The word politics comes from polis, the Greek word for city, or state. Politics is the art of living amongst people. It is, at the root, and in practice, a project of collaborative problem-solving. In its broadest sense, it is a way to describe our process of learning how to talk about value with those around us; it is the study of what happens when people make choices, relying on free will and individual expression. Cynics, with either too much or too little immediate access to power, often argue there can be no real freedom and little cause for faith in humanity. That has never been the case. We constantly exercise our power of observation, our judgment, and our freedom to choose; this is how we relate to every person we know. In this sense, politics is what Jacques Derrida referred to as peri-philías: an examination of the nature of friendship. We form affinities, friendships, families, communities, alliances; we apply our vision, our judgment, our imaginations, and our best use of shared language, to hold the world together. It is to our benefit that choices lead to consequence, so we can choose better, improve outcomes, redress our failings. The question is: Do we build on each other’s strengths?

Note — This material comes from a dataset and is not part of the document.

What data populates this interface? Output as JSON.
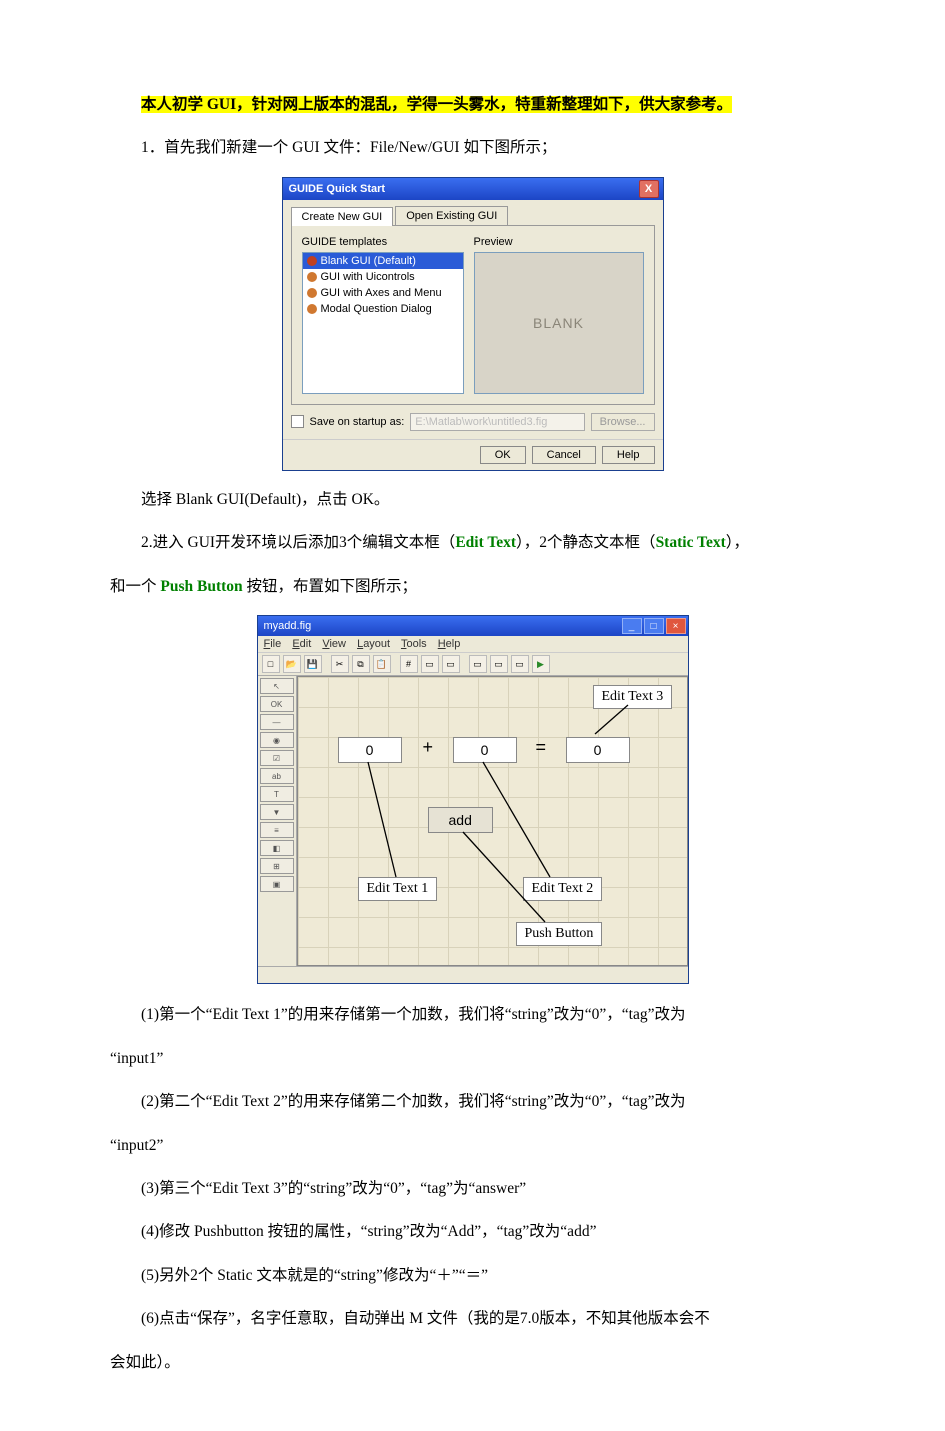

On January 21, 2015, the United States Senate voted 98-1 to approve a resolution recognizing that climate change is “real and not a hoax”. Lawmakers who had previously opposed even the mention of the words “global warming” or “climate change” recognized that the Earth’s climate is changing and that the scientific process is legitimate. This was a clear vote for reasoned investment in the principle that it is better to build bridges between truth and action than to “play politics” or speak against one’s own understanding. This is common sense. The implied message is: Instead of politics as play, this is for real. We have a shared challenge, and we have work to do, and we can build on that shared recognition to achieve what will actually do the most good for the people, the nation, our sustained liberty, and for future generations.

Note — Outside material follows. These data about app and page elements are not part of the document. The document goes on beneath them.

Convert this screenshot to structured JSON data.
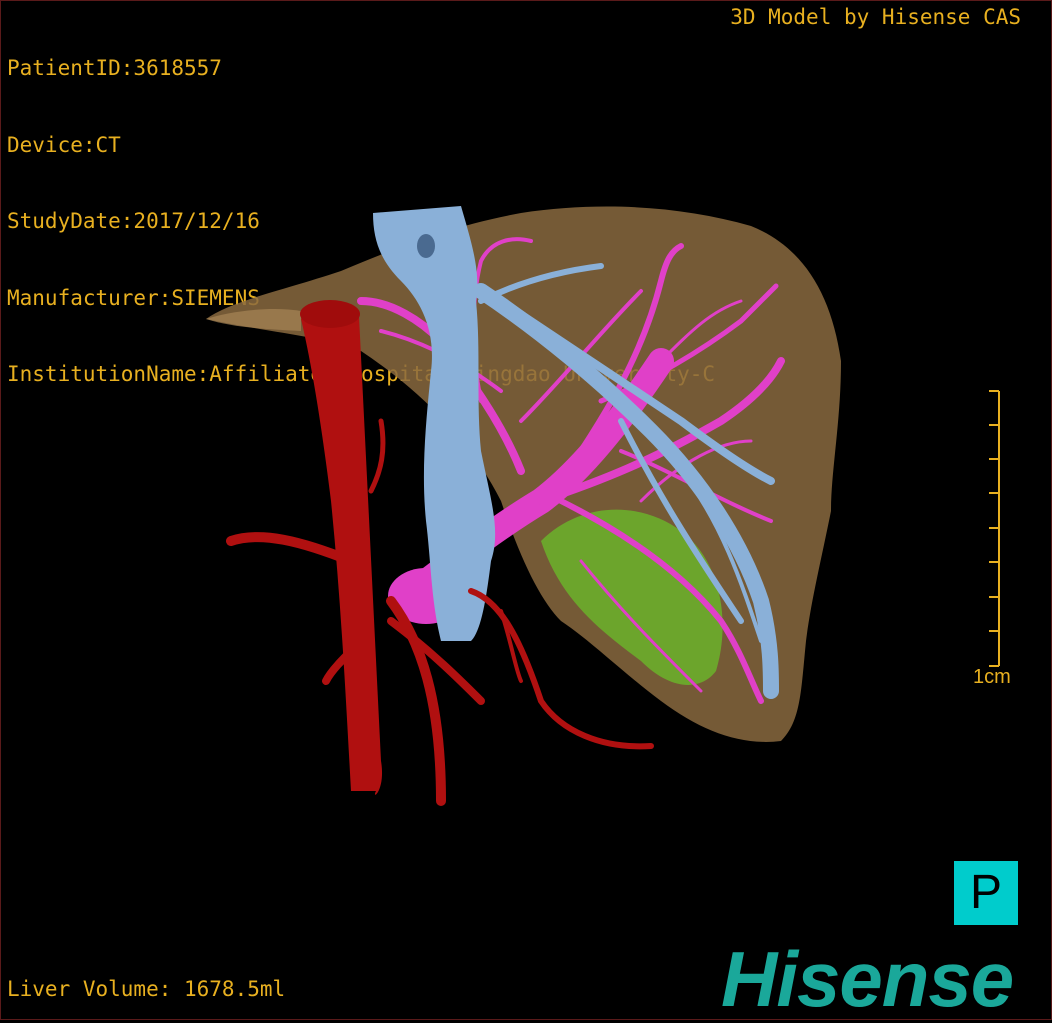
{
  "header": {
    "patient_id": "PatientID:3618557",
    "device": "Device:CT",
    "study_date": "StudyDate:2017/12/16",
    "manufacturer": "Manufacturer:SIEMENS",
    "institution": "InstitutionName:Affiliated Hospital Qingdao University-C"
  },
  "credit": "3D Model by Hisense CAS",
  "footer": {
    "liver_volume": "Liver Volume: 1678.5ml"
  },
  "scale_bar": {
    "label": "1cm"
  },
  "orientation_marker": "P",
  "logo_text": "Hisense",
  "colors": {
    "overlay_text": "#e8b020",
    "liver": "#8a6a40",
    "hepatic_vein": "#8ab0d8",
    "portal_vein": "#e040c8",
    "artery": "#b01010",
    "lesion": "#6abf2a",
    "orientation_bg": "#00cccc",
    "logo": "#1aa89a"
  }
}
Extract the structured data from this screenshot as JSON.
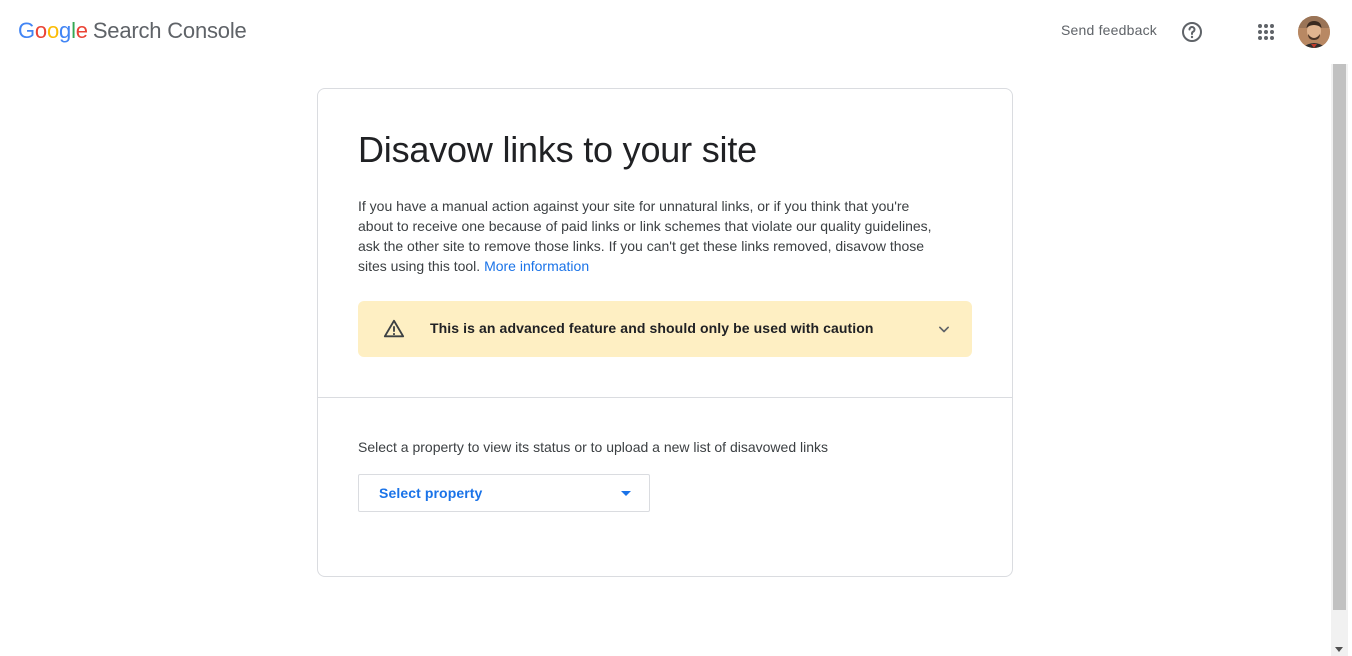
{
  "header": {
    "logo": {
      "letters": [
        "G",
        "o",
        "o",
        "g",
        "l",
        "e"
      ],
      "product": "Search Console"
    },
    "send_feedback": "Send feedback",
    "help_icon": "help-circle-icon",
    "apps_icon": "apps-grid-icon",
    "avatar_icon": "account-avatar"
  },
  "card": {
    "title": "Disavow links to your site",
    "description": "If you have a manual action against your site for unnatural links, or if you think that you're about to receive one because of paid links or link schemes that violate our quality guidelines, ask the other site to remove those links. If you can't get these links removed, disavow those sites using this tool.",
    "more_info_link": "More information",
    "warning": {
      "icon": "warning-triangle-icon",
      "text": "This is an advanced feature and should only be used with caution",
      "expand_icon": "chevron-down-icon"
    },
    "select_label": "Select a property to view its status or to upload a new list of disavowed links",
    "select_property": {
      "value": "Select property",
      "icon": "dropdown-caret-icon"
    }
  },
  "colors": {
    "google_blue": "#4285f4",
    "google_red": "#ea4335",
    "google_yellow": "#fbbc05",
    "google_green": "#34a853",
    "link_blue": "#1a73e8",
    "warning_bg": "#feefc3"
  }
}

As we enter the certain-to-be-intense opening legislative season of 2015, we feel the psychic tension coiling around itself. We want leaders who can use common sense, find common ground, and serve the common interest of the citizens they are sworn to serve. Yet those same public officials experience, coming at them from all angles, constant pressure to “draw clear distinctions”, stand against opponents, even to avoid using words and phrases that rivals might appreciate. This is why we hear, with merciless frequency, complaints that our democracy is dysfunctional, that you can’t trust Congress, that our process is broken. It is common sense that if politics were the seeking, identifying, and confronting of enemies, we would always be at war, and the polis would always be insecure. We would be lying to ourselves about our civic dexterity and inviting dysfunction, instead of laying the groundwork for a smart future of shared prosperity.

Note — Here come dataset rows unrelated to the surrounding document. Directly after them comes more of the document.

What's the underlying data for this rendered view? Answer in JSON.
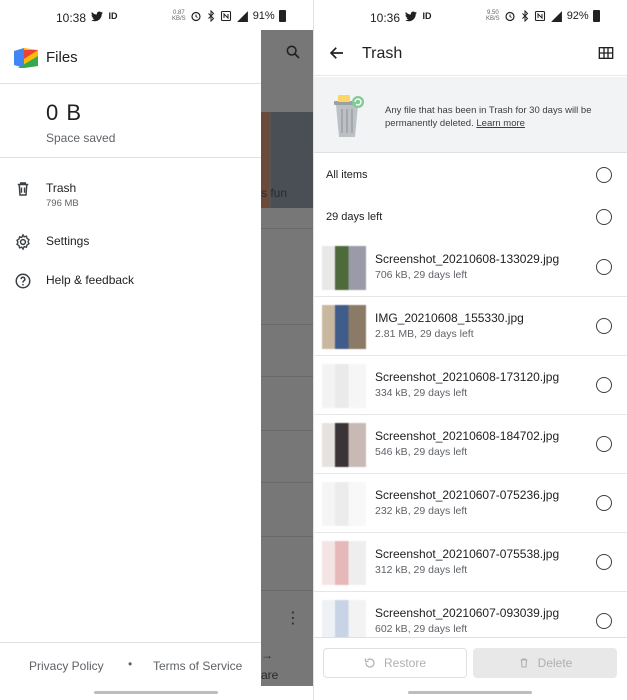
{
  "left": {
    "status": {
      "time": "10:38",
      "net_top": "0.87",
      "net_bottom": "KB/S",
      "battery": "91%"
    },
    "drawer": {
      "app_title": "Files",
      "space_value": "0 B",
      "space_label": "Space saved",
      "items": [
        {
          "label": "Trash",
          "sub": "796 MB",
          "icon": "trash-icon"
        },
        {
          "label": "Settings",
          "icon": "gear-icon"
        },
        {
          "label": "Help & feedback",
          "icon": "help-icon"
        }
      ],
      "footer": {
        "privacy": "Privacy Policy",
        "dot": "•",
        "terms": "Terms of Service"
      }
    },
    "background": {
      "snippet": "s fun",
      "share_a": "→",
      "share_b": "are"
    }
  },
  "right": {
    "status": {
      "time": "10:36",
      "net_top": "9.50",
      "net_bottom": "KB/S",
      "battery": "92%"
    },
    "topbar": {
      "title": "Trash"
    },
    "banner": {
      "message": "Any file that has been in Trash for 30 days will be permanently deleted.",
      "link": "Learn more"
    },
    "sections": {
      "all_items": "All items",
      "group": "29 days left"
    },
    "files": [
      {
        "name": "Screenshot_20210608-133029.jpg",
        "meta": "706 kB, 29 days left",
        "thumb": [
          "#e8e8e8",
          "#4f6a3a",
          "#9a9aa8"
        ]
      },
      {
        "name": "IMG_20210608_155330.jpg",
        "meta": "2.81 MB, 29 days left",
        "thumb": [
          "#c9b8a0",
          "#3f5c8a",
          "#8a7a66"
        ]
      },
      {
        "name": "Screenshot_20210608-173120.jpg",
        "meta": "334 kB, 29 days left",
        "thumb": [
          "#f3f3f3",
          "#eaeaea",
          "#f6f6f6"
        ]
      },
      {
        "name": "Screenshot_20210608-184702.jpg",
        "meta": "546 kB, 29 days left",
        "thumb": [
          "#e6e2e0",
          "#3a3436",
          "#c9b9b4"
        ]
      },
      {
        "name": "Screenshot_20210607-075236.jpg",
        "meta": "232 kB, 29 days left",
        "thumb": [
          "#f5f5f5",
          "#ececec",
          "#f8f8f8"
        ]
      },
      {
        "name": "Screenshot_20210607-075538.jpg",
        "meta": "312 kB, 29 days left",
        "thumb": [
          "#f4e4e4",
          "#e6b8b8",
          "#eeeeee"
        ]
      },
      {
        "name": "Screenshot_20210607-093039.jpg",
        "meta": "602 kB, 29 days left",
        "thumb": [
          "#eef2f6",
          "#c8d4e6",
          "#f3f3f3"
        ]
      }
    ],
    "actions": {
      "restore": "Restore",
      "delete": "Delete"
    }
  },
  "colors": {
    "text": "#202124",
    "secondary": "#5f6368",
    "banner_bg": "#f1f3f4",
    "dim": "#777777",
    "disabled": "#b0b0b0"
  }
}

Blaise Pascal challenged the logic of entrenched rivalry, asking: “Is there anything more ridiculous than that I should have the right to kill you, because you live on the other side of the water?” Ethics cannot be brushed aside for reasons of local or personal preference. More good is better; amplification of harm is failure. Mary Wollstonecraft wrote that a society cannot allow any of its citizens to thrive in the whole of their selfhood, or be genuinely free, if it degrades, does violence to, or limits the liberty or opportunity of any. Climate is the matter of common interest that Pope Francis has said is the most urgent and threatening right-to-life issue of our times. Escalating climate costs are a threat to human liberty. The 98-1 bipartisan vote says that on matters of existential crisis, we can work together for a smarter future. Though differences remain, this should stand as bedrock principle and begin a new chapter in our history. Recognizing that the system that supports life on Earth is being destabilized, we should come together and do all that we can, as intelligently as we can. It’s time to lead.
[ The Note for January 2015 ]